LG: ‘Promise Not to Tell’ is a novel heavily influenced by the supernatural. What about this subject matter appealed most to you?

JM: I grew up believing in ghosts (I was totally convinced there was a spirit named Virgil living in my grandmother’s attic) and with a love of scaring people. My brother and I would have friends over for séances and stage elaborate “visitations” — ghosts on fishing line, recordings of eerie voices in closets. It worked every time, and it thrilled me to death.

When I began Promise, I had written three novels, two of which were being shopped around by an agent with very little success, and I told myself that the next book would be “the one”. We were living in cabin deep in the woods of Vermont — no electricity, phone, or running water, and a 1/4 mile hike up a steep hill. Nights were sometimes pretty scary — was that an owl? or a woman screaming? was the distant drumming a party? or a cult in search of a sacrifice? — and I had the idea that it would be a great setting for a ghost story. I started re-reading authors like Stephen King and Peter Straub, thinking about what scared me. Once I had my ghost — Del Griswold — I had to figure out how she had died.

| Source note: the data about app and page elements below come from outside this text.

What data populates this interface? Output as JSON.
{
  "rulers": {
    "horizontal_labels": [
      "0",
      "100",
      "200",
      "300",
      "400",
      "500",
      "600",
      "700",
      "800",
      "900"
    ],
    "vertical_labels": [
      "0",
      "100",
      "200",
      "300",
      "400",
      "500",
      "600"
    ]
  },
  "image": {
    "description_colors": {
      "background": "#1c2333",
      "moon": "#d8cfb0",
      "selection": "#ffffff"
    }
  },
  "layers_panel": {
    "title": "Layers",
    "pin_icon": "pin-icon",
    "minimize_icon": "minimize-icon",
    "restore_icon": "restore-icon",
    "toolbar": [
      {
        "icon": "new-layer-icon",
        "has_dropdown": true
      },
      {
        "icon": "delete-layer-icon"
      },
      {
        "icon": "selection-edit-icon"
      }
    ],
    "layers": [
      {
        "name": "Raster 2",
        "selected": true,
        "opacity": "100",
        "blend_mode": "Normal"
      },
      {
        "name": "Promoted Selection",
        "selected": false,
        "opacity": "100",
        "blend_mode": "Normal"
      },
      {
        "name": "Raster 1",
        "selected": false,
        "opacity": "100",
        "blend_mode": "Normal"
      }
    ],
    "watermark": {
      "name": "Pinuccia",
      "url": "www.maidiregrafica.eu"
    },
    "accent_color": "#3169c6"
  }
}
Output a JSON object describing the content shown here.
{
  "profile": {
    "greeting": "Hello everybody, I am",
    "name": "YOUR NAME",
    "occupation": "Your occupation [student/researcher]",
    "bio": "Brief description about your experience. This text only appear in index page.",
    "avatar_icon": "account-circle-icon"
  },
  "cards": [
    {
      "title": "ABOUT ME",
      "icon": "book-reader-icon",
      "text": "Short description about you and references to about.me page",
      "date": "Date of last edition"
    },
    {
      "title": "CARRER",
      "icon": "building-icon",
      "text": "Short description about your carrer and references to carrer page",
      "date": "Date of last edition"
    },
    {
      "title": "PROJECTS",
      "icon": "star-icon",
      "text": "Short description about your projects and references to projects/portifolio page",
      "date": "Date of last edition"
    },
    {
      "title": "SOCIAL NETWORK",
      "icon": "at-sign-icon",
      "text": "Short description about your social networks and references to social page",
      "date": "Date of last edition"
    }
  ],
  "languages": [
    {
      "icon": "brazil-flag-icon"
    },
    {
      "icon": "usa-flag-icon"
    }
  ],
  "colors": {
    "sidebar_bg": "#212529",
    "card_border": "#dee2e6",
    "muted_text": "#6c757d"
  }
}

She was murdered of course. And who murdered her? Why? And so Promise evolved into a mystery too.

LG: What contemporary writers do you admire? Have you read anything lately that you’d recommend?

JM: A few writers I especially admire: Kate Atkinson, Anne-Marie MacDonald, Shirley Jackson, Patricia Highsmith, Ruth Rendell, Sarah Waters, Gillian Flynn, Denise Mina, Alice Sebold, Donna Tartt. I’ve been reading a lot of good stuff lately, so it’s hard to choose favorites. I just read Laura Lippman’s What The Dead Know and loved it. In the crime/suspense genre, The Liar’s Diary by Patry Francis was also great. I just started The Dead Father’s Club by Matt Haig, and it’s fantastic so far.

LG: What’s next for you? Are you working on another book?

JM: I have a young adult book, My LaSamba Blues, coming from Dutton next summer — it’s about two misfit girls who fall in love. I’m just finishing the edits on that one. And another crime novel for adults coming from HarperCollins, also next summer (busy summer!). It begins with a woman witnessing a young girl being kidnapped by someone in a rabbit suit. That one is between titles at the moment. Editing is about to begin on that one, and I think it’s going to be great.

LG: Aside from writing, what sorts of hobbies, or pastimes, do you have? How do you spend your free time?

JM: Free….? Time….? Oh yes, I remember what that is! Let’s see, I hang out with my daughter. We go to playgroups, story time at the library, and do a lot of art projects. I read whenever I can — a wide range of stuff but lately I am loving crime fiction and mysteries. One of the many wonderful aspects of being a published writer is that I am suddenly much more aware of all the great fiction that’s coming out, and I want to read all of it! I watch movies when I get the chance and particularly love a good horror flick. I try to keep on top of the garden, but it’s not easy.

LG: Finally, as a public library employee I’m compelled to ask, what role have libraries played in your love of books and reading?

JM: Libraries (and librarians) have been a tremendous resource for me throughout my life. Growing up, I viewed the library as almost magical — I could go in, pull a book off the shelves and be instantly transported to other worlds. As an adult, libraries still carry a piece of that magic for me. Anytime I start a new venture, be it putting in a perennial garden, taking up knitting, or deciding to write a ghost story, the library is always the first stop. My daughter, who is three, has her own card, and we visit our two local libraries once or twice a week. She is so happy to be able to pick out her own books — she even likes returning them “so other kids can read them too.” It’s wonderful to see her enjoying some of that library magic already!

Photo by Paul E. Garstki
Jennifer McMahon’s Website.


Leave a Reply

Fill in your details below or click an icon to log in: Logo

You are commenting using your account. Log Out /  Change )

Google+ photo

You are commenting using your Google+ account. Log Out /  Change )

Twitter picture

You are commenting using your Twitter account. Log Out /  Change )

Facebook photo

You are commenting using your Facebook account. Log Out /  Change )

Connecting to %s